Some excerpts :
The upheaval on the other side of the Mediterranean has caught the Europeans unprepared. For decades, they have fawned over the despots of North Africa because they promised both oil and protection against African refugees and Islamist terrorists. Diplomats from Helsinki to Rome gave little thought to the fact that these rulers were also denying their subjects basic human rights. The subject generally only came to mind once a year, when they filed away the latest annual report from Amnesty International.
But now that dictatorships across the entire region are tottering, the Europeans are unsure how to regard the freedom movement on their doorstep. On the one hand, they see the youth of North Africa invoking exacting the same values of rule of law and democracy that Europeans supposedly feel are so closely tied to their own identity. But, on the other hand, they worry about how unfolding events could give rise to new economic uncertainty. And it obviously doesn't help that the unrest is hitting European citizens right where they are most sensitive: at the gas pump.
Whether it's between Germany and Saudi Arabia, France and Morocco, or Italy and Libya, when it comes to European ties to countries in North Africa and the Arabian Peninsula, national interests are more important than European ones. In the case of Libya, that means that, instead of taking immediate, concerted action, EU member countries took a long time before they could even agree on minimal sanctions.
The speed with which the UN Security Council acted only highlighted the EU's failure. On Tuesday, despite not being particularly known for swift decisions, the Security Council demanded that those committing atrocities in Libya be brought to account for their actions. Then on Saturday, the Security Council voted unanimously to impose an asset freeze on Gadhafi and some of his children, as well as a travel ban on the whole family and a number of their associates. The council also agreed to refer Gadhafi to the International Criminal Court for an investigation into possible crimes against humanity.
The EU is not only deeply divided in foreign-policy matters. The wrangling is at least as fierce when it comes to the issue of how the refugees from North Africa should be dealt with. In their public statements, EU leaders praise the Libyans' and Tunisians' battle for freedom. But, so far, they have shown very little inclination to help the very people whose lives and economic livelihoods are threatened by this same struggle.

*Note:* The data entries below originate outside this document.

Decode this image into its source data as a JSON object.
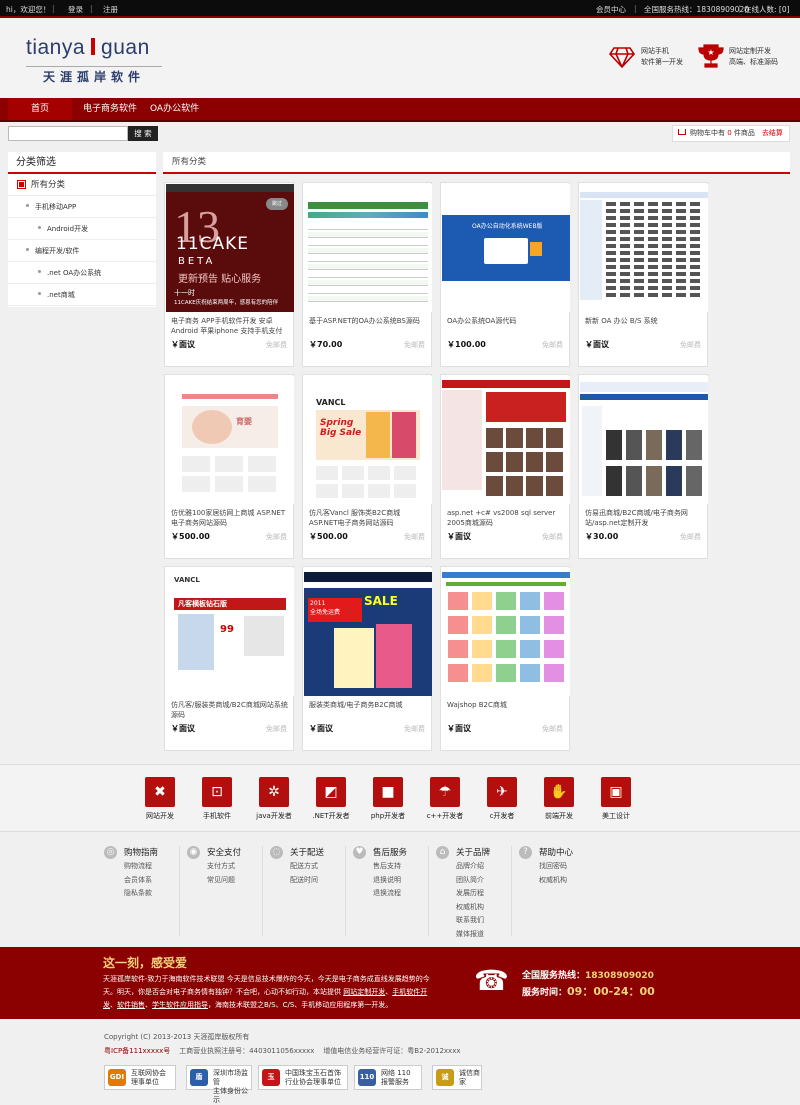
{
  "topbar": {
    "welcome": "hi，欢迎您！",
    "login": "登录",
    "register": "注册",
    "member_center": "会员中心",
    "hotline_label": "全国服务热线：18308909020",
    "online_label": "在线人数: [0]"
  },
  "header": {
    "logo_en_left": "tianya",
    "logo_en_right": "guan",
    "logo_cn": "天涯孤岸软件",
    "info1_line1": "网站手机",
    "info1_line2": "软件第一开发",
    "info2_line1": "网站定制开发",
    "info2_line2": "高端、标准源码"
  },
  "nav": [
    "首页",
    "电子商务软件",
    "OA办公软件"
  ],
  "search": {
    "button": "搜 索",
    "placeholder": ""
  },
  "cart": {
    "text1": "购物车中有 ",
    "count": "0",
    "text2": " 件商品",
    "checkout": "去结算"
  },
  "sidebar": {
    "title": "分类筛选",
    "items": [
      {
        "label": "所有分类",
        "level": 0
      },
      {
        "label": "手机移动APP",
        "level": 1
      },
      {
        "label": "Android开发",
        "level": 2
      },
      {
        "label": "编程开发/软件",
        "level": 1
      },
      {
        "label": ".net OA办公系统",
        "level": 2
      },
      {
        "label": ".net商城",
        "level": 2
      }
    ]
  },
  "main_title": "所有分类",
  "products": [
    {
      "name": "电子商务 APP手机软件开发 安卓Android 苹果iphone 支持手机支付",
      "price": "￥面议",
      "ship": "免邮费",
      "img": "phone"
    },
    {
      "name": "基于ASP.NET的OA办公系统BS源码",
      "price": "￥70.00",
      "ship": "免邮费",
      "img": "oa-table"
    },
    {
      "name": "OA办公系统OA源代码",
      "price": "￥100.00",
      "ship": "免邮费",
      "img": "oa-login"
    },
    {
      "name": "新新 OA 办公 B/S 系统",
      "price": "￥面议",
      "ship": "免邮费",
      "img": "oa-list"
    },
    {
      "name": "仿优雅100家居纺网上商城 ASP.NET电子商务网站源码",
      "price": "￥500.00",
      "ship": "免邮费",
      "img": "baby"
    },
    {
      "name": "仿凡客Vancl 服饰类B2C商城 ASP.NET电子商务网站源码",
      "price": "￥500.00",
      "ship": "免邮费",
      "img": "vancl"
    },
    {
      "name": "asp.net +c# vs2008 sql server 2005商城源码",
      "price": "￥面议",
      "ship": "免邮费",
      "img": "shop-red"
    },
    {
      "name": "仿易迅商城/B2C商城/电子商务网站/asp.net定制开发",
      "price": "￥30.00",
      "ship": "免邮费",
      "img": "clothes"
    },
    {
      "name": "仿凡客/服装类商城/B2C商城网站系统源码",
      "price": "￥面议",
      "ship": "免邮费",
      "img": "vancl2"
    },
    {
      "name": "服装类商城/电子商务B2C商城",
      "price": "￥面议",
      "ship": "免邮费",
      "img": "fashion"
    },
    {
      "name": "Wajshop B2C商城",
      "price": "￥面议",
      "ship": "免邮费",
      "img": "wajshop"
    }
  ],
  "categories": [
    {
      "label": "网站开发",
      "icon": "tools-icon",
      "glyph": "✖"
    },
    {
      "label": "手机软件",
      "icon": "cart-icon",
      "glyph": "⊡"
    },
    {
      "label": "java开发者",
      "icon": "gear-icon",
      "glyph": "✲"
    },
    {
      "label": ".NET开发者",
      "icon": "chart-icon",
      "glyph": "◩"
    },
    {
      "label": "php开发者",
      "icon": "truck-icon",
      "glyph": "■"
    },
    {
      "label": "c++开发者",
      "icon": "umbrella-icon",
      "glyph": "☂"
    },
    {
      "label": "c开发者",
      "icon": "plane-icon",
      "glyph": "✈"
    },
    {
      "label": "前端开发",
      "icon": "thumb-icon",
      "glyph": "✋"
    },
    {
      "label": "美工设计",
      "icon": "screen-icon",
      "glyph": "▣"
    }
  ],
  "help": [
    {
      "title": "购物指南",
      "items": [
        "购物流程",
        "会员体系",
        "隐私条款"
      ],
      "icon": "guide-icon"
    },
    {
      "title": "安全支付",
      "items": [
        "支付方式",
        "常见问题"
      ],
      "icon": "shield-icon"
    },
    {
      "title": "关于配送",
      "items": [
        "配送方式",
        "配送时间"
      ],
      "icon": "truck-icon"
    },
    {
      "title": "售后服务",
      "items": [
        "售后支持",
        "退换说明",
        "退换流程"
      ],
      "icon": "heart-icon"
    },
    {
      "title": "关于品牌",
      "items": [
        "品牌介绍",
        "团队简介",
        "发展历程",
        "权威机构",
        "联系我们",
        "媒体报道"
      ],
      "icon": "home-icon"
    },
    {
      "title": "帮助中心",
      "items": [
        "找回密码",
        "权威机构"
      ],
      "icon": "question-icon"
    }
  ],
  "promo": {
    "slogan": "这一刻，感受爱",
    "desc_part1": "天涯孤岸软件-致力于海南软件技术联盟 今天是信息技术爆炸的今天，今天是电子商务成直线发展趋势的今天。明天，你是否会对电子商务情有独钟？不会吧，心动不如行动，本站提供 ",
    "link1": "网站定制开发",
    "sep1": "、",
    "link2": "手机软件开发",
    "sep2": "、",
    "link3": "软件销售",
    "sep3": "、",
    "link4": "学生软件应用指导",
    "desc_part2": "，海南技术联盟之B/S、C/S、手机移动应用程序第一开发。",
    "hotline_label": "全国服务热线：",
    "hotline": "18308909020",
    "time_label": "服务时间：",
    "time": "09：00-24：00"
  },
  "footer": {
    "copyright": "Copyright (C) 2013-2013 天涯孤岸版权所有",
    "icp": "粤ICP备111xxxxx号",
    "license": "工商营业执照注册号：4403011056xxxxx",
    "telecom": "增值电信业务经营许可证：粤B2-2012xxxx"
  },
  "badges": [
    {
      "short": "GDI",
      "line1": "互联网协会",
      "line2": "理事单位",
      "color": "#e07a00"
    },
    {
      "short": "盾",
      "line1": "深圳市场监管",
      "line2": "主体身份公示",
      "color": "#2d5ea8"
    },
    {
      "short": "玉",
      "line1": "中国珠宝玉石首饰",
      "line2": "行业协会理事单位",
      "color": "#c01818"
    },
    {
      "short": "110",
      "line1": "网络 110",
      "line2": "报警服务",
      "color": "#3a5fa0"
    },
    {
      "short": "诚",
      "line1": "诚信商家",
      "line2": "",
      "color": "#c89b18"
    }
  ]
}
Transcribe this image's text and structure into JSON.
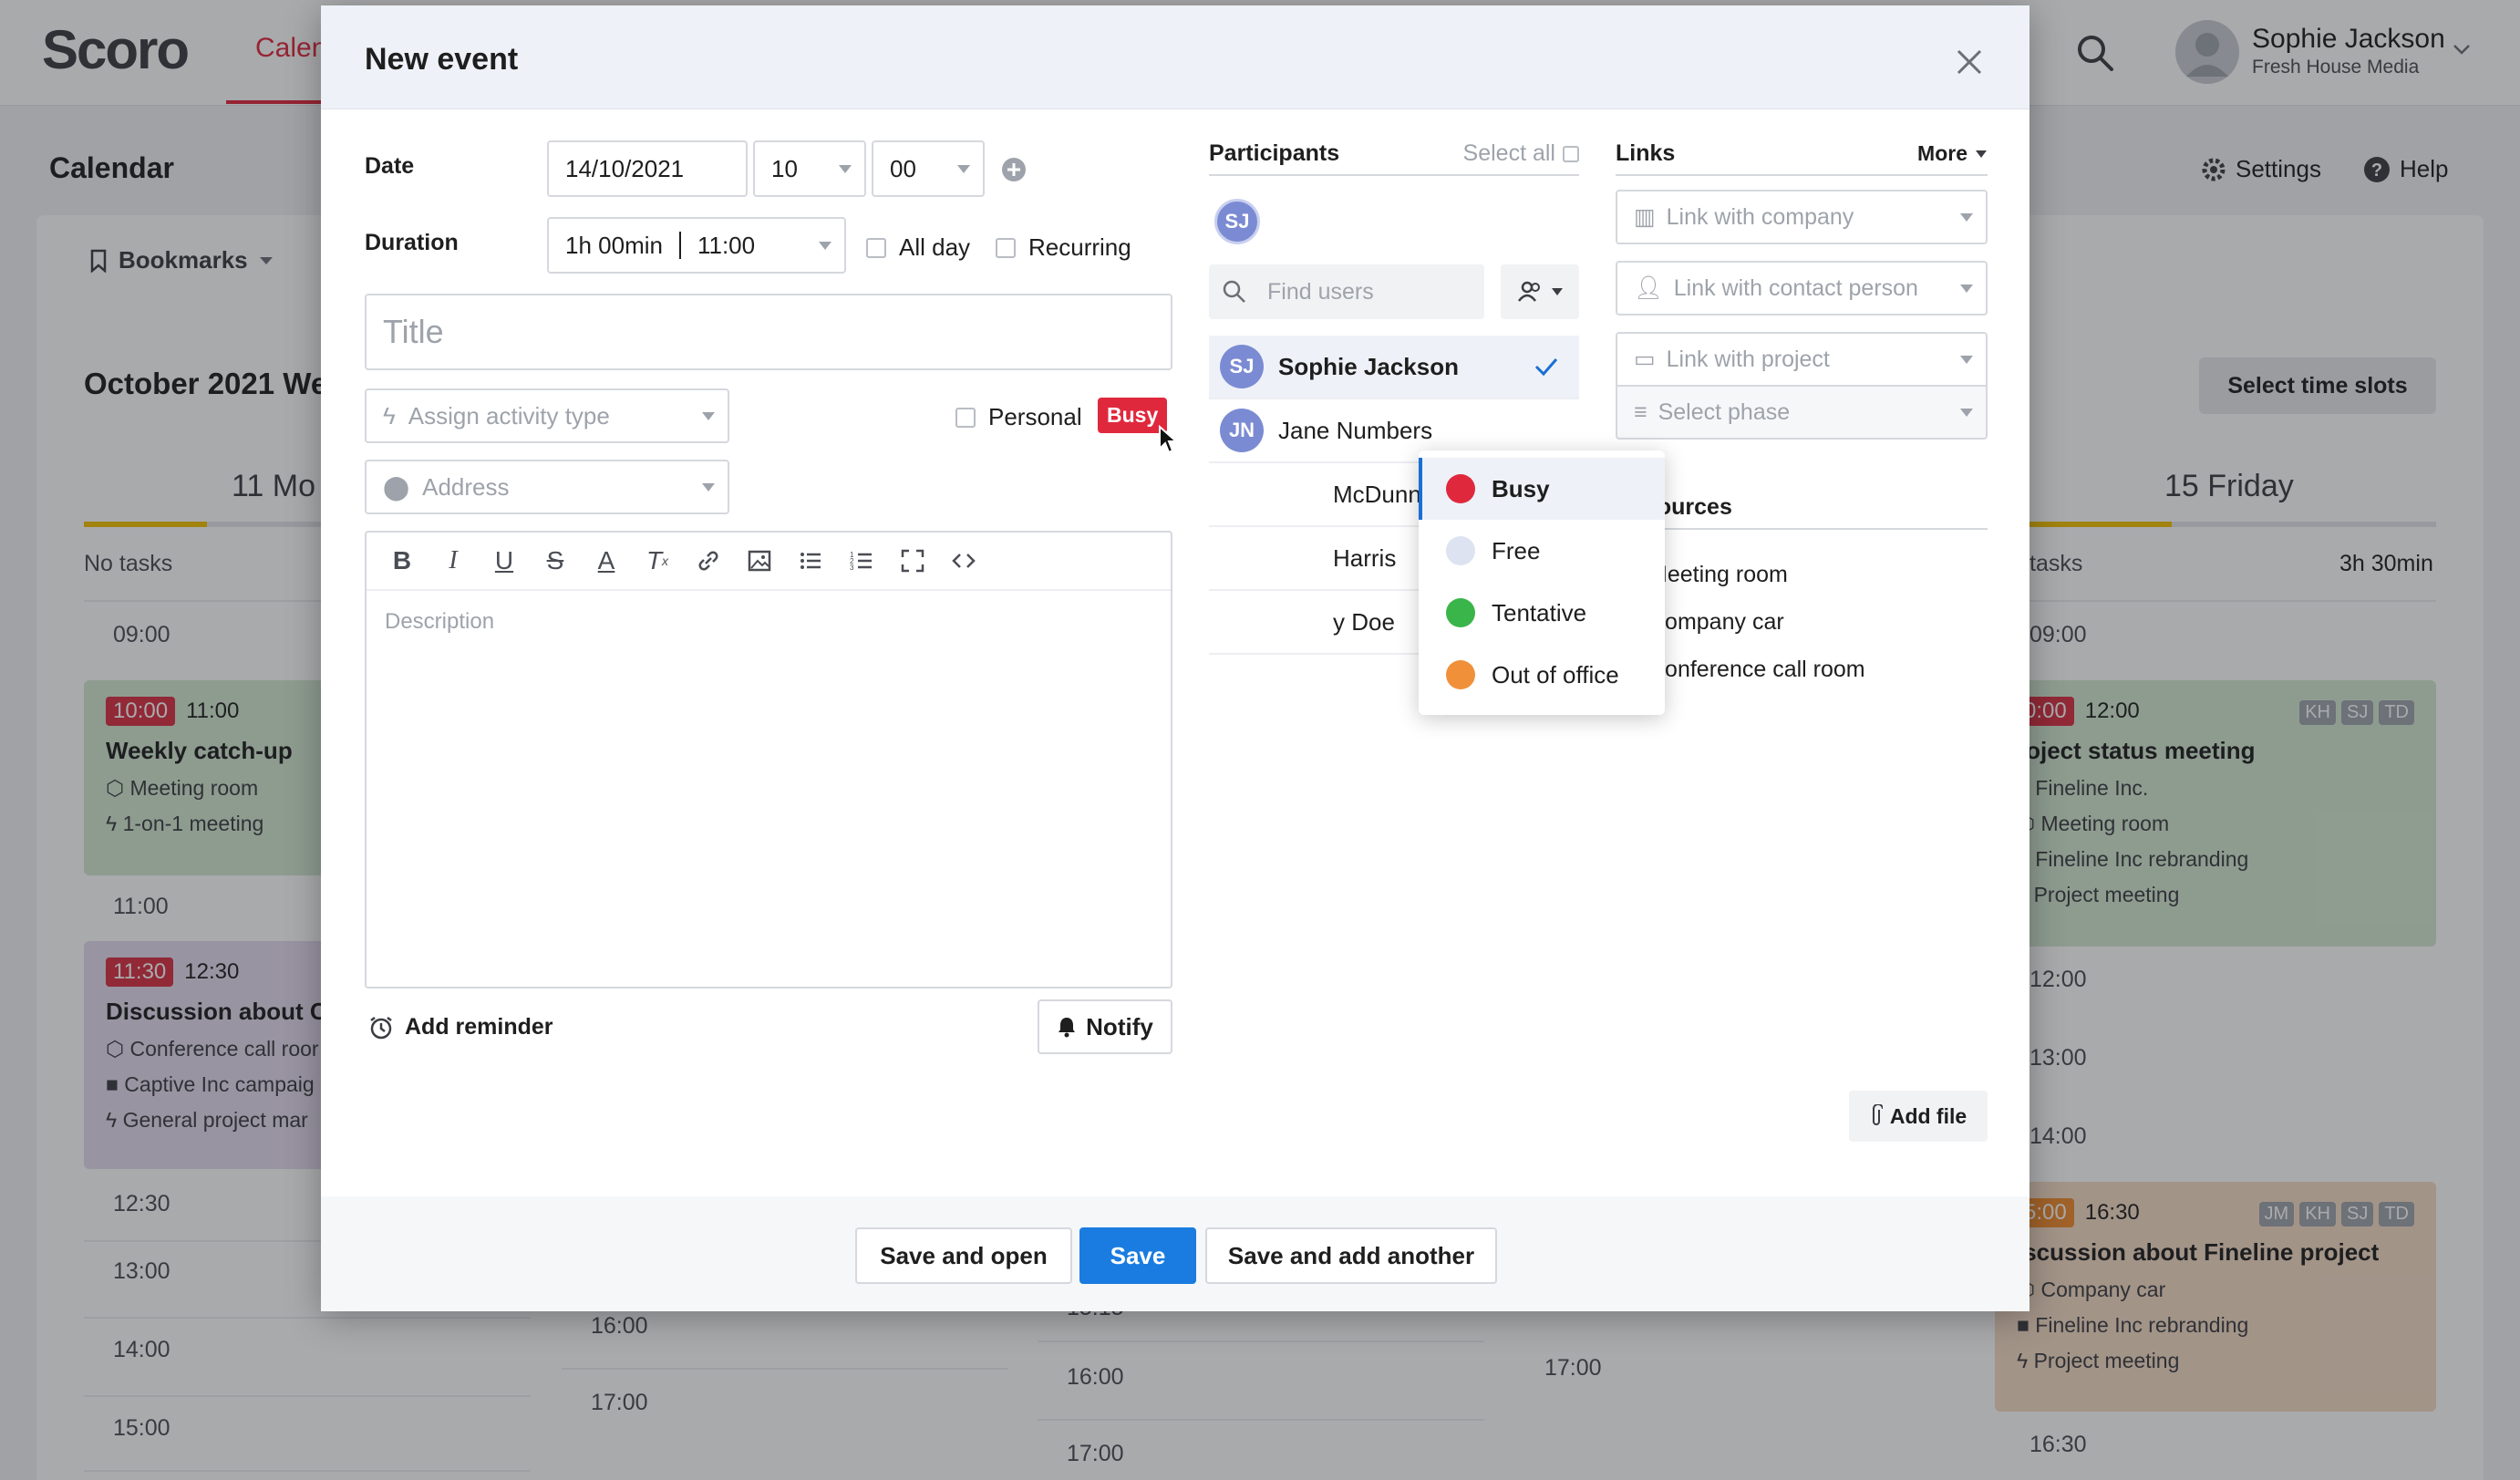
{
  "app": {
    "logo": "Scoro",
    "nav_active": "Calen",
    "user": {
      "name": "Sophie Jackson",
      "org": "Fresh House Media"
    },
    "page_title": "Calendar",
    "settings_label": "Settings",
    "help_label": "Help",
    "bookmarks_label": "Bookmarks",
    "calendar_header": "October 2021 We",
    "select_time_slots": "Select time slots",
    "days": [
      {
        "num": "11",
        "name": "Mo",
        "tasks": "No tasks",
        "progress": 0.45
      },
      {
        "num": "15",
        "name": "Friday",
        "tasks": "tasks",
        "duration": "3h 30min",
        "progress": 0.35
      }
    ],
    "left_column": {
      "times": [
        "09:00",
        "11:00",
        "12:30",
        "13:00",
        "14:00",
        "15:00"
      ],
      "events": [
        {
          "start": "10:00",
          "end": "11:00",
          "title": "Weekly catch-up",
          "lines": [
            "Meeting room",
            "1-on-1 meeting"
          ]
        },
        {
          "start": "11:30",
          "end": "12:30",
          "title": "Discussion about Ca",
          "lines": [
            "Conference call roor",
            "Captive Inc campaig",
            "General project mar"
          ]
        }
      ]
    },
    "mid_times": {
      "col2": [
        "16:00",
        "17:00"
      ],
      "col3": [
        "15:15",
        "16:00",
        "17:00"
      ],
      "col4": [
        "17:00"
      ]
    },
    "right_column": {
      "times": [
        "09:00",
        "12:00",
        "13:00",
        "14:00",
        "16:30"
      ],
      "events": [
        {
          "start": "0:00",
          "end": "12:00",
          "title": "roject status meeting",
          "lines": [
            "Fineline Inc.",
            "Meeting room",
            "Fineline Inc rebranding",
            "Project meeting"
          ],
          "initials": [
            "KH",
            "SJ",
            "TD"
          ]
        },
        {
          "start": "5:00",
          "end": "16:30",
          "title": "iscussion about Fineline project",
          "lines": [
            "Company car",
            "Fineline Inc rebranding",
            "Project meeting"
          ],
          "initials": [
            "JM",
            "KH",
            "SJ",
            "TD"
          ]
        }
      ]
    }
  },
  "modal": {
    "title": "New event",
    "date_label": "Date",
    "date_value": "14/10/2021",
    "hour_value": "10",
    "minute_value": "00",
    "duration_label": "Duration",
    "duration_value": "1h 00min",
    "end_time": "11:00",
    "all_day_label": "All day",
    "recurring_label": "Recurring",
    "title_placeholder": "Title",
    "activity_placeholder": "Assign activity type",
    "personal_label": "Personal",
    "status_badge": "Busy",
    "address_placeholder": "Address",
    "description_placeholder": "Description",
    "add_reminder": "Add reminder",
    "notify": "Notify",
    "participants": {
      "header": "Participants",
      "select_all": "Select all",
      "selected_avatar": "SJ",
      "find_placeholder": "Find users",
      "list": [
        {
          "initials": "SJ",
          "name": "Sophie Jackson",
          "selected": true
        },
        {
          "initials": "JN",
          "name": "Jane Numbers"
        },
        {
          "initials": "",
          "name": "McDunn"
        },
        {
          "initials": "",
          "name": "Harris"
        },
        {
          "initials": "",
          "name": "y Doe"
        }
      ]
    },
    "links": {
      "header": "Links",
      "more": "More",
      "company": "Link with company",
      "contact": "Link with contact person",
      "project": "Link with project",
      "phase": "Select phase"
    },
    "resources": {
      "header": "Resources",
      "items": [
        "Meeting room",
        "Company car",
        "Conference call room"
      ]
    },
    "add_file": "Add file",
    "buttons": {
      "save_open": "Save and open",
      "save": "Save",
      "save_another": "Save and add another"
    },
    "status_menu": [
      {
        "label": "Busy",
        "color": "#e0283d",
        "active": true
      },
      {
        "label": "Free",
        "color": "#dde3f0"
      },
      {
        "label": "Tentative",
        "color": "#3ab54a"
      },
      {
        "label": "Out of office",
        "color": "#f0913a"
      }
    ]
  }
}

At a meeting of EU justice and interior ministers last week in Brussels, Italy, Malta, Cyprus and Greece demanded solidarity from their EU colleagues. "This is a catastrophic humanitarian emergency," Italian Interior Minister Roberto Maroni told reporters. "We cannot be left alone."
Maroni also received some backing from Spain. But Germany, Austria and the other EU states don't want to hear about it.